- Aim of the task -
Look through the entries below. Report each line that has the word "Herzen" in it.

- Material for this exercise -
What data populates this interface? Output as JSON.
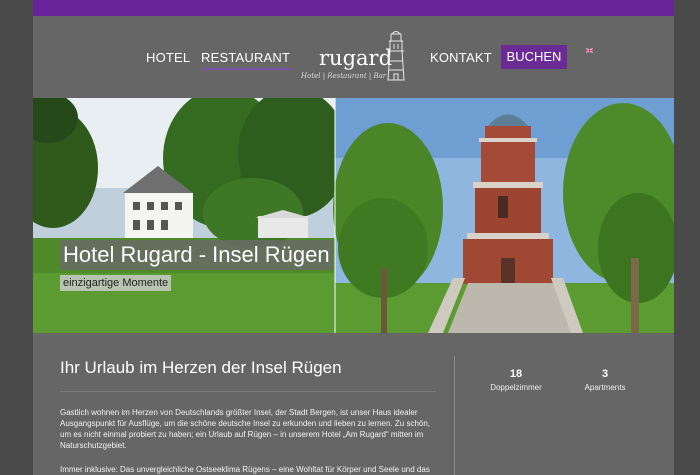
{
  "nav": {
    "hotel": "HOTEL",
    "restaurant": "RESTAURANT",
    "kontakt": "KONTAKT",
    "buchen": "BUCHEN"
  },
  "logo": {
    "word": "rugard",
    "sub": "Hotel | Restaurant | Bar"
  },
  "hero": {
    "title": "Hotel Rugard - Insel Rügen",
    "subtitle": "einzigartige Momente"
  },
  "intro": {
    "title": "Ihr Urlaub im Herzen der Insel Rügen",
    "para1": "Gastlich wohnen im Herzen von Deutschlands größter Insel, der Stadt Bergen, ist unser Haus idealer Ausgangspunkt für Ausflüge, um die schöne deutsche Insel zu erkunden und lieben zu lernen. Zu schön, um es nicht einmal probiert zu haben; ein Urlaub auf Rügen – in unserem Hotel „Am Rugard“ mitten im Naturschutzgebiet.",
    "para2": "Immer inklusive: Das unvergleichliche Ostseeklima Rügens – eine Wohltat für Körper und Seele und das"
  },
  "stats": [
    {
      "value": "18",
      "label": "Doppelzimmer"
    },
    {
      "value": "3",
      "label": "Apartments"
    }
  ],
  "colors": {
    "accent": "#66239a",
    "button": "#6b2b95",
    "page_bg": "#666666"
  },
  "icons": {
    "language_flag": "uk-flag-icon",
    "logo_tower": "tower-icon"
  }
}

- Output for this task -
    "title": "Ihr Urlaub im Herzen der Insel Rügen",
    "para1": "Gastlich wohnen im Herzen von Deutschlands größter Insel, der Stadt Bergen, ist unser Haus idealer Ausgangspunkt für Ausflüge, um die schöne deutsche Insel zu erkunden und lieben zu lernen. Zu schön, um es nicht einmal probiert zu haben; ein Urlaub auf Rügen – in unserem Hotel „Am Rugard“ mitten im Naturschutzgebiet.",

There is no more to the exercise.